With major epidemics occurring in Europe throughout the eighteenth and nineteenth centuries, public hygiene emerged as an important concept. Governments noticed a connection between poor living conditions and outbreaks of diseases such as cholera, smallpox and typhoid. In response, they instituted various sanitation measures: garbage and human waste collection, and increased ventilation in buildings. The measures, however, failed to identify the role of microbes in these diseases.
In 1848, a German physician, made a connection between hygiene and the prevention of microbial disease. He noticed that medical students could spread disease from infected dead bodies during autopsies to pregnant women that they later examined. To prevent that, he required students to wash their hands with chlorinated lime water. The number of women that contracted the disease dropped greatly, although not all doctors accepted this new technique. The use of hand washing — along with the sterilization of medical tools — continues to be used in hospitals to prevent the spread of infectious diseases.

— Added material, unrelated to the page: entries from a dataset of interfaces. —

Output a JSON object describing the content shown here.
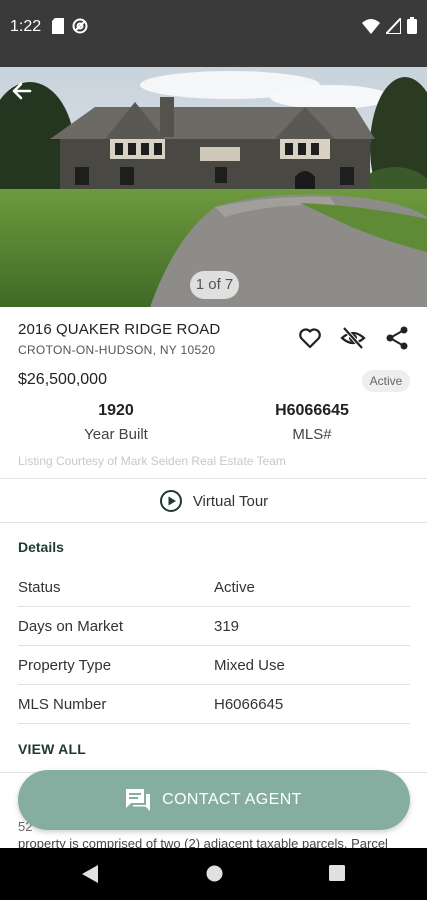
{
  "status_bar": {
    "time": "1:22",
    "left_icons": [
      "sd-card-icon",
      "at-sign-icon"
    ],
    "right_icons": [
      "wifi-icon",
      "signal-icon",
      "battery-icon"
    ]
  },
  "gallery": {
    "counter": "1 of 7",
    "image": "house-photo"
  },
  "listing": {
    "address": "2016 QUAKER RIDGE ROAD",
    "city": "CROTON-ON-HUDSON, NY 10520",
    "price": "$26,500,000",
    "status_badge": "Active",
    "year_built_value": "1920",
    "year_built_label": "Year Built",
    "mls_value": "H6066645",
    "mls_label": "MLS#",
    "courtesy": "Listing Courtesy of Mark Seiden Real Estate Team"
  },
  "virtual_tour": {
    "label": "Virtual Tour"
  },
  "details": {
    "heading": "Details",
    "rows": [
      {
        "label": "Status",
        "value": "Active"
      },
      {
        "label": "Days on Market",
        "value": "319"
      },
      {
        "label": "Property Type",
        "value": "Mixed Use"
      },
      {
        "label": "MLS Number",
        "value": "H6066645"
      }
    ],
    "view_all": "VIEW ALL"
  },
  "description": {
    "line1": "52",
    "line2": "property is comprised of two (2) adjacent taxable parcels. Parcel"
  },
  "contact": {
    "label": "CONTACT AGENT"
  },
  "colors": {
    "accent": "#1e3a34",
    "contact_button": "#86aea0",
    "status_bar": "#3a3a3a"
  }
}
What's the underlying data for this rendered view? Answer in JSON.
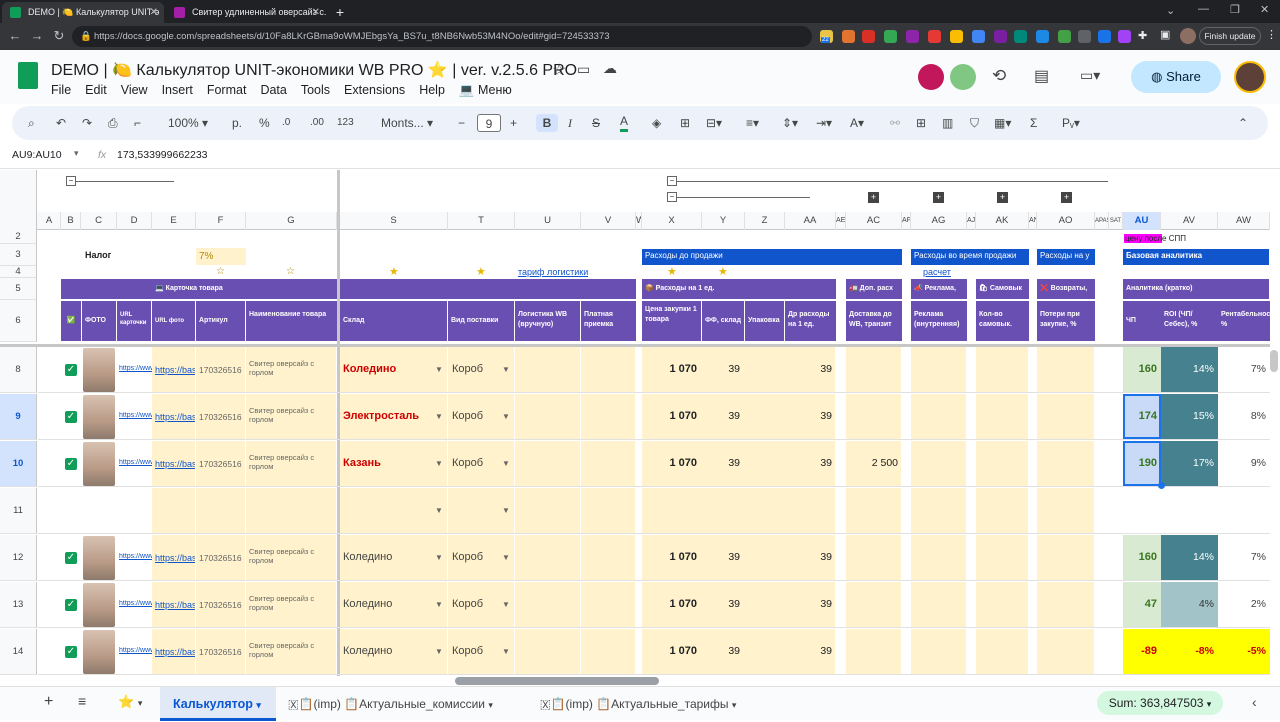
{
  "browser": {
    "tabs": [
      {
        "label": "DEMO | 🍋 Калькулятор UNIT-э"
      },
      {
        "label": "Свитер удлиненный оверсайз с..."
      }
    ],
    "url": "https://docs.google.com/spreadsheets/d/10Fa8LKrGBma9oWMJEbgsYa_BS7u_t8NB6Nwb53M4NOo/edit#gid=724533373",
    "finish_update": "Finish update",
    "ext_badge": "22"
  },
  "doc": {
    "title": "DEMO | 🍋 Калькулятор  UNIT-экономики WB PRO ⭐ | ver. v.2.5.6 PRO",
    "menu": [
      "File",
      "Edit",
      "View",
      "Insert",
      "Format",
      "Data",
      "Tools",
      "Extensions",
      "Help",
      "Меню"
    ],
    "share": "Share"
  },
  "toolbar": {
    "zoom": "100%",
    "currency": "р.",
    "percent": "%",
    "dec_dec": ".0",
    "dec_inc": ".00",
    "format_123": "123",
    "font": "Monts...",
    "font_size": "9"
  },
  "formula": {
    "name_box": "AU9:AU10",
    "fx": "fx",
    "value": "173,533999662233"
  },
  "columns": [
    "A",
    "B",
    "C",
    "D",
    "E",
    "F",
    "G",
    "S",
    "T",
    "U",
    "V",
    "W",
    "X",
    "Y",
    "Z",
    "AA",
    "AE",
    "AC",
    "AF",
    "AG",
    "AJ",
    "AK",
    "AN",
    "AO",
    "APAS",
    "SAT",
    "AU",
    "AV",
    "AW"
  ],
  "header": {
    "nalog": "Налог",
    "nalog_val": "7%",
    "tarif": "тариф логистики",
    "raschet": "расчет",
    "cpp": "цену после СПП",
    "blue": [
      "Расходы до продажи",
      "Расходы во время продажи",
      "Расходы на у",
      "Базовая аналитика"
    ],
    "sections": [
      "💻 Карточка товара",
      "📦 Расходы на 1 ед.",
      "🚛 Доп. расх",
      "📣 Реклама,",
      "🛍 Самовык",
      "❌ Возвраты,",
      "Аналитика (кратко)"
    ],
    "subheads": [
      "✅",
      "ФОТО",
      "URL карточки",
      "URL фото",
      "Артикул",
      "Наименование товара",
      "Склад",
      "Вид поставки",
      "Логистика WB (вручную)",
      "Платная приемка",
      "Цена закупки 1 товара",
      "ФФ, склад",
      "Упаковка",
      "Др расходы на 1 ед.",
      "Доставка до WB, транзит",
      "Реклама (внутренняя)",
      "Кол-во самовык.",
      "Потери при закупке, %",
      "ЧП",
      "ROI (ЧП/Себес), %",
      "Рентабельность, %"
    ]
  },
  "rows": [
    {
      "n": "8",
      "check": true,
      "link": "https://www",
      "foto": "https://bas",
      "art": "170326516",
      "name": "Свитер оверсайз с горлом",
      "sklad": "Коледино",
      "red": true,
      "vid": "Короб",
      "price": "1 070",
      "ff": "39",
      "dr": "39",
      "dost": "",
      "chp": "160",
      "roi": "14%",
      "rent": "7%",
      "style": "g"
    },
    {
      "n": "9",
      "check": true,
      "link": "https://www",
      "foto": "https://bas",
      "art": "170326516",
      "name": "Свитер оверсайз с горлом",
      "sklad": "Электросталь",
      "red": true,
      "vid": "Короб",
      "price": "1 070",
      "ff": "39",
      "dr": "39",
      "dost": "",
      "chp": "174",
      "roi": "15%",
      "rent": "8%",
      "style": "g"
    },
    {
      "n": "10",
      "check": true,
      "link": "https://www",
      "foto": "https://bas",
      "art": "170326516",
      "name": "Свитер оверсайз с горлом",
      "sklad": "Казань",
      "red": true,
      "vid": "Короб",
      "price": "1 070",
      "ff": "39",
      "dr": "39",
      "dost": "2 500",
      "chp": "190",
      "roi": "17%",
      "rent": "9%",
      "style": "g"
    },
    {
      "n": "11",
      "check": false,
      "link": "",
      "foto": "",
      "art": "",
      "name": "",
      "sklad": "",
      "red": false,
      "vid": "",
      "price": "",
      "ff": "",
      "dr": "",
      "dost": "",
      "chp": "",
      "roi": "",
      "rent": "",
      "style": "e"
    },
    {
      "n": "12",
      "check": true,
      "link": "https://www",
      "foto": "https://bas",
      "art": "170326516",
      "name": "Свитер оверсайз с горлом",
      "sklad": "Коледино",
      "red": false,
      "vid": "Короб",
      "price": "1 070",
      "ff": "39",
      "dr": "39",
      "dost": "",
      "chp": "160",
      "roi": "14%",
      "rent": "7%",
      "style": "g"
    },
    {
      "n": "13",
      "check": true,
      "link": "https://www",
      "foto": "https://bas",
      "art": "170326516",
      "name": "Свитер оверсайз с горлом",
      "sklad": "Коледино",
      "red": false,
      "vid": "Короб",
      "price": "1 070",
      "ff": "39",
      "dr": "39",
      "dost": "",
      "chp": "47",
      "roi": "4%",
      "rent": "2%",
      "style": "l"
    },
    {
      "n": "14",
      "check": true,
      "link": "https://www",
      "foto": "https://bas",
      "art": "170326516",
      "name": "Свитер оверсайз с горлом",
      "sklad": "Коледино",
      "red": false,
      "vid": "Короб",
      "price": "1 070",
      "ff": "39",
      "dr": "39",
      "dost": "",
      "chp": "-89",
      "roi": "-8%",
      "rent": "-5%",
      "style": "y"
    }
  ],
  "sheets": {
    "star": "⭐",
    "active": "Калькулятор",
    "s2": "🇽📋(imp) 📋Актуальные_комиссии",
    "s3": "🇽📋(imp) 📋Актуальные_тарифы",
    "sum": "Sum: 363,847503"
  },
  "colors": {
    "purple": "#6a4fb2",
    "blue": "#1155cc",
    "cream": "#fff2cc",
    "green": "#0f9d58"
  }
}
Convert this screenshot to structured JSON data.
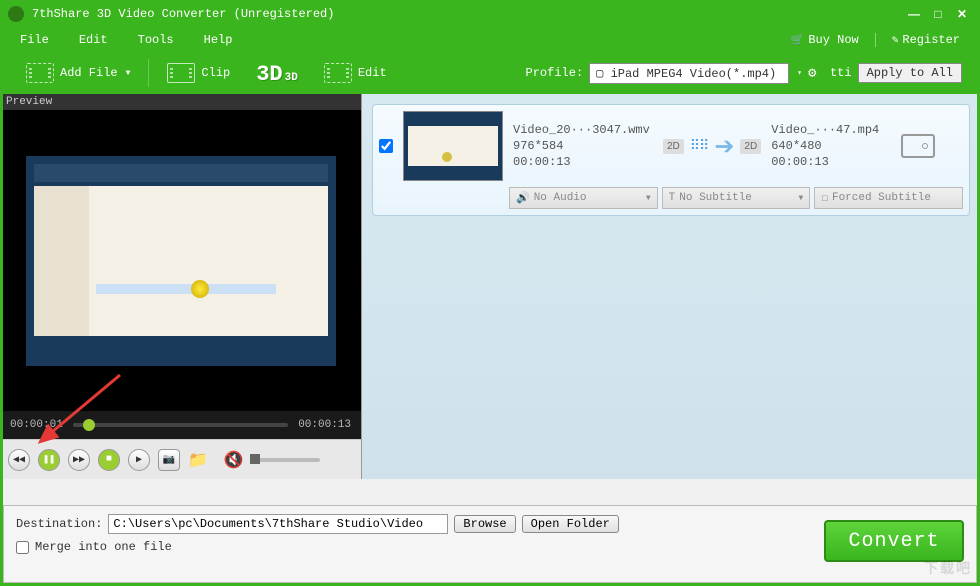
{
  "window": {
    "title": "7thShare 3D Video Converter (Unregistered)"
  },
  "menu": {
    "file": "File",
    "edit": "Edit",
    "tools": "Tools",
    "help": "Help",
    "buy_now": "Buy Now",
    "register": "Register"
  },
  "toolbar": {
    "add_file": "Add File",
    "clip": "Clip",
    "threed": "3D",
    "threed_sm": "3D",
    "edit": "Edit",
    "profile_label": "Profile:",
    "profile_value": "iPad MPEG4 Video(*.mp4)",
    "tti": "tti",
    "apply_all": "Apply to All"
  },
  "preview": {
    "label": "Preview",
    "time_current": "00:00:01",
    "time_total": "00:00:13"
  },
  "file": {
    "src_name": "Video_20···3047.wmv",
    "src_res": "976*584",
    "src_dur": "00:00:13",
    "badge_2d_a": "2D",
    "badge_2d_b": "2D",
    "dst_name": "Video_···47.mp4",
    "dst_res": "640*480",
    "dst_dur": "00:00:13",
    "no_audio": "No Audio",
    "no_subtitle": "No Subtitle",
    "forced_subtitle": "Forced Subtitle"
  },
  "bottom": {
    "dest_label": "Destination:",
    "dest_path": "C:\\Users\\pc\\Documents\\7thShare Studio\\Video",
    "browse": "Browse",
    "open_folder": "Open Folder",
    "merge": "Merge into one file",
    "convert": "Convert"
  }
}
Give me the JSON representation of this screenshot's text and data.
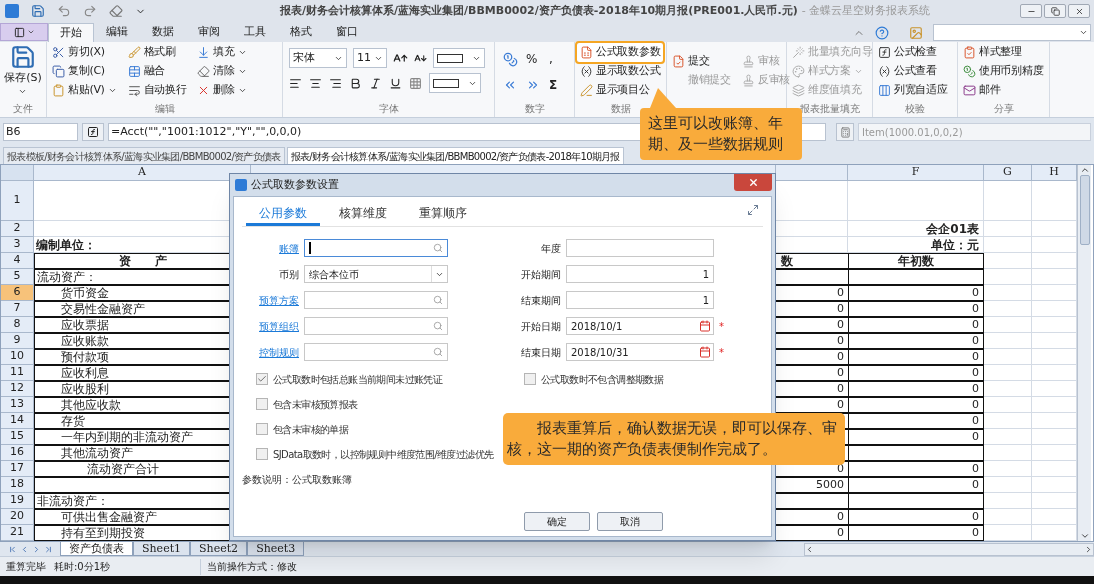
{
  "window": {
    "title": "报表/财务会计核算体系/蓝海实业集团/BBMB0002/资产负债表-2018年10期月报(PRE001.人民币.元)",
    "app_name": "- 金蝶云星空财务报表系统"
  },
  "ribbon_tabs": [
    {
      "label": "开始",
      "selected": true
    },
    {
      "label": "编辑",
      "selected": false
    },
    {
      "label": "数据",
      "selected": false
    },
    {
      "label": "审阅",
      "selected": false
    },
    {
      "label": "工具",
      "selected": false
    },
    {
      "label": "格式",
      "selected": false
    },
    {
      "label": "窗口",
      "selected": false
    }
  ],
  "ribbon_groups": [
    {
      "kind": "large",
      "label": "文件",
      "items": [
        {
          "label": "保存(S)",
          "menu": true
        }
      ]
    },
    {
      "kind": "small",
      "label": "编辑",
      "items": [
        {
          "label": "剪切(X)",
          "menu": false
        },
        {
          "label": "复制(C)",
          "menu": false
        },
        {
          "label": "粘贴(V)",
          "menu": true
        },
        {
          "label": "格式刷",
          "menu": false
        },
        {
          "label": "融合",
          "menu": false
        },
        {
          "label": "自动换行",
          "menu": false
        },
        {
          "label": "填充",
          "menu": true
        },
        {
          "label": "清除",
          "menu": true
        },
        {
          "label": "删除",
          "menu": true
        }
      ]
    },
    {
      "kind": "font",
      "label": "字体",
      "font": "宋体",
      "size": "11"
    },
    {
      "kind": "number",
      "label": "数字",
      "symbols": [
        "%",
        ",",
        "Σ"
      ]
    },
    {
      "kind": "small",
      "label": "数据",
      "items": [
        {
          "label": "公式取数参数",
          "highlighted": true
        },
        {
          "label": "显示取数公式",
          "highlighted": false
        },
        {
          "label": "显示项目公",
          "highlighted": false
        }
      ]
    },
    {
      "kind": "pairs",
      "items": [
        {
          "label": "提交",
          "disabled": false
        },
        {
          "label": "撤销提交",
          "disabled": true
        },
        {
          "label": "审核",
          "disabled": true
        },
        {
          "label": "反审核",
          "disabled": true
        }
      ]
    },
    {
      "kind": "small",
      "label": "报表批量填充",
      "items": [
        {
          "label": "批量填充向导",
          "disabled": true,
          "menu": false
        },
        {
          "label": "样式方案",
          "disabled": true,
          "menu": true
        },
        {
          "label": "维度值填充",
          "disabled": true,
          "menu": false
        }
      ]
    },
    {
      "kind": "small",
      "label": "校验",
      "items": [
        {
          "label": "公式检查"
        },
        {
          "label": "公式查看"
        },
        {
          "label": "列宽自适应"
        }
      ]
    },
    {
      "kind": "small",
      "label": "分享",
      "items": [
        {
          "label": "样式整理"
        },
        {
          "label": "使用币别精度"
        },
        {
          "label": "邮件"
        }
      ]
    }
  ],
  "formula_bar": {
    "cell": "B6",
    "formula": "=Acct(\"\",\"1001:1012\",\"Y\",\"\",0,0,0)",
    "item_formula": "Item(1000.01,0,0,2)"
  },
  "document_tabs": [
    {
      "label": "报表模板/财务会计核算体系/蓝海实业集团/BBMB0002/资产负债表",
      "selected": false
    },
    {
      "label": "报表/财务会计核算体系/蓝海实业集团/BBMB0002/资产负债表-2018年10期月报",
      "selected": true
    }
  ],
  "sheet": {
    "column_headers": [
      "A",
      "F",
      "G",
      "H"
    ],
    "rows": [
      {
        "number": "1",
        "kind": "blank",
        "selected": false,
        "framed": false
      },
      {
        "number": "2",
        "kind": "title",
        "selected": false,
        "framed": false,
        "value_2": "会企01表"
      },
      {
        "number": "3",
        "kind": "title",
        "selected": false,
        "framed": false,
        "label": "编制单位：",
        "value_2": "单位：元"
      },
      {
        "number": "4",
        "kind": "header",
        "selected": false,
        "framed": true,
        "label": "资　　产",
        "value_1": "数",
        "value_2": "年初数"
      },
      {
        "number": "5",
        "kind": "section",
        "selected": false,
        "framed": true,
        "label": "流动资产："
      },
      {
        "number": "6",
        "kind": "item",
        "selected": true,
        "framed": true,
        "label": "货币资金",
        "value_1": "0",
        "value_2": "0"
      },
      {
        "number": "7",
        "kind": "item",
        "selected": false,
        "framed": true,
        "label": "交易性金融资产",
        "value_1": "0",
        "value_2": "0"
      },
      {
        "number": "8",
        "kind": "item",
        "selected": false,
        "framed": true,
        "label": "应收票据",
        "value_1": "0",
        "value_2": "0"
      },
      {
        "number": "9",
        "kind": "item",
        "selected": false,
        "framed": true,
        "label": "应收账款",
        "value_1": "0",
        "value_2": "0"
      },
      {
        "number": "10",
        "kind": "item",
        "selected": false,
        "framed": true,
        "label": "预付款项",
        "value_1": "0",
        "value_2": "0"
      },
      {
        "number": "11",
        "kind": "item",
        "selected": false,
        "framed": true,
        "label": "应收利息",
        "value_1": "0",
        "value_2": "0"
      },
      {
        "number": "12",
        "kind": "item",
        "selected": false,
        "framed": true,
        "label": "应收股利",
        "value_1": "0",
        "value_2": "0"
      },
      {
        "number": "13",
        "kind": "item",
        "selected": false,
        "framed": true,
        "label": "其他应收款",
        "value_1": "0",
        "value_2": "0"
      },
      {
        "number": "14",
        "kind": "item",
        "selected": false,
        "framed": true,
        "label": "存货",
        "value_2": "0"
      },
      {
        "number": "15",
        "kind": "item",
        "selected": false,
        "framed": true,
        "label": "一年内到期的非流动资产",
        "value_2": "0"
      },
      {
        "number": "16",
        "kind": "item",
        "selected": false,
        "framed": true,
        "label": "其他流动资产"
      },
      {
        "number": "17",
        "kind": "total",
        "selected": false,
        "framed": true,
        "label": "流动资产合计",
        "value_1": "0",
        "value_2": "0"
      },
      {
        "number": "18",
        "kind": "item",
        "selected": false,
        "framed": true,
        "value_1": "5000",
        "value_2": "0"
      },
      {
        "number": "19",
        "kind": "section",
        "selected": false,
        "framed": true,
        "label": "非流动资产："
      },
      {
        "number": "20",
        "kind": "item",
        "selected": false,
        "framed": true,
        "label": "可供出售金融资产",
        "value_1": "0",
        "value_2": "0"
      },
      {
        "number": "21",
        "kind": "item",
        "selected": false,
        "framed": true,
        "label": "持有至到期投资",
        "value_1": "0",
        "value_2": "0"
      }
    ]
  },
  "sheet_tabs": [
    {
      "label": "资产负债表",
      "selected": true
    },
    {
      "label": "Sheet1",
      "selected": false
    },
    {
      "label": "Sheet2",
      "selected": false
    },
    {
      "label": "Sheet3",
      "selected": false
    }
  ],
  "status_bar": {
    "items": [
      "重算完毕",
      "耗时:0分1秒"
    ],
    "mode": "当前操作方式：修改"
  },
  "dialog": {
    "title": "公式取数参数设置",
    "tabs": [
      {
        "label": "公用参数",
        "selected": true
      },
      {
        "label": "核算维度",
        "selected": false
      },
      {
        "label": "重算顺序",
        "selected": false
      }
    ],
    "left_fields": [
      {
        "label": "账簿",
        "link": true,
        "kind": "lookup",
        "focused": true
      },
      {
        "label": "币别",
        "link": false,
        "kind": "select",
        "focused": false,
        "value": "综合本位币"
      },
      {
        "label": "预算方案",
        "link": true,
        "kind": "lookup",
        "focused": false
      },
      {
        "label": "预算组织",
        "link": true,
        "kind": "lookup",
        "focused": false
      },
      {
        "label": "控制规则",
        "link": true,
        "kind": "lookup",
        "focused": false
      }
    ],
    "right_fields": [
      {
        "label": "年度",
        "kind": "number"
      },
      {
        "label": "开始期间",
        "kind": "number",
        "value": "1"
      },
      {
        "label": "结束期间",
        "kind": "number",
        "value": "1"
      },
      {
        "label": "开始日期",
        "kind": "date",
        "value": "2018/10/1",
        "required_mark": "*"
      },
      {
        "label": "结束日期",
        "kind": "date",
        "value": "2018/10/31",
        "required_mark": "*"
      }
    ],
    "left_checkboxes": [
      {
        "label": "公式取数时包括总账当前期间未过账凭证",
        "checked": true
      },
      {
        "label": "包含未审核预算报表",
        "checked": false
      },
      {
        "label": "包含未审核的单据",
        "checked": false
      },
      {
        "label": "SJData取数时，以控制规则中维度范围/维度过滤优先",
        "checked": false
      }
    ],
    "right_checkboxes": [
      {
        "label": "公式取数时不包含调整期数据",
        "checked": false
      }
    ],
    "note": "参数说明：公式取数账簿",
    "buttons": [
      "确定",
      "取消"
    ]
  },
  "callouts": [
    "这里可以改账簿、年期、及一些数据规则",
    "报表重算后，确认数据无误，即可以保存、审核，这一期的资产负债表便制作完成了。"
  ]
}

Epidemiology & Microbes
Epidemiology is the science of tracking and identifying the sources of illness. Many of these illnesses are caused by microbes, such as AIDS, Lyme disease, flu and smallpox. Epidemiology builds upon the germ theory of disease, and examines how microbial diseases spread among populations. Modern epidemiology began in the mid-1800’s when an English physician identified a contaminated water pump as the cause of a cholera epidemic. Using information that showed when and where people became sick, he was able to identify the source of the microbes.
Epidemiologists rely heavily on data and statistics. This includes information about the disease, the infected people and the microbes that cause the disease. Depending upon the nature of the microbe, they may also look at weather patterns before an outbreak of the disease, as well as bus and train schedules. This provides them with information about how people and the microbes interact and move around. Epidemiologists work with public health officials to develop the best methods for preventing the spread of microbial diseases.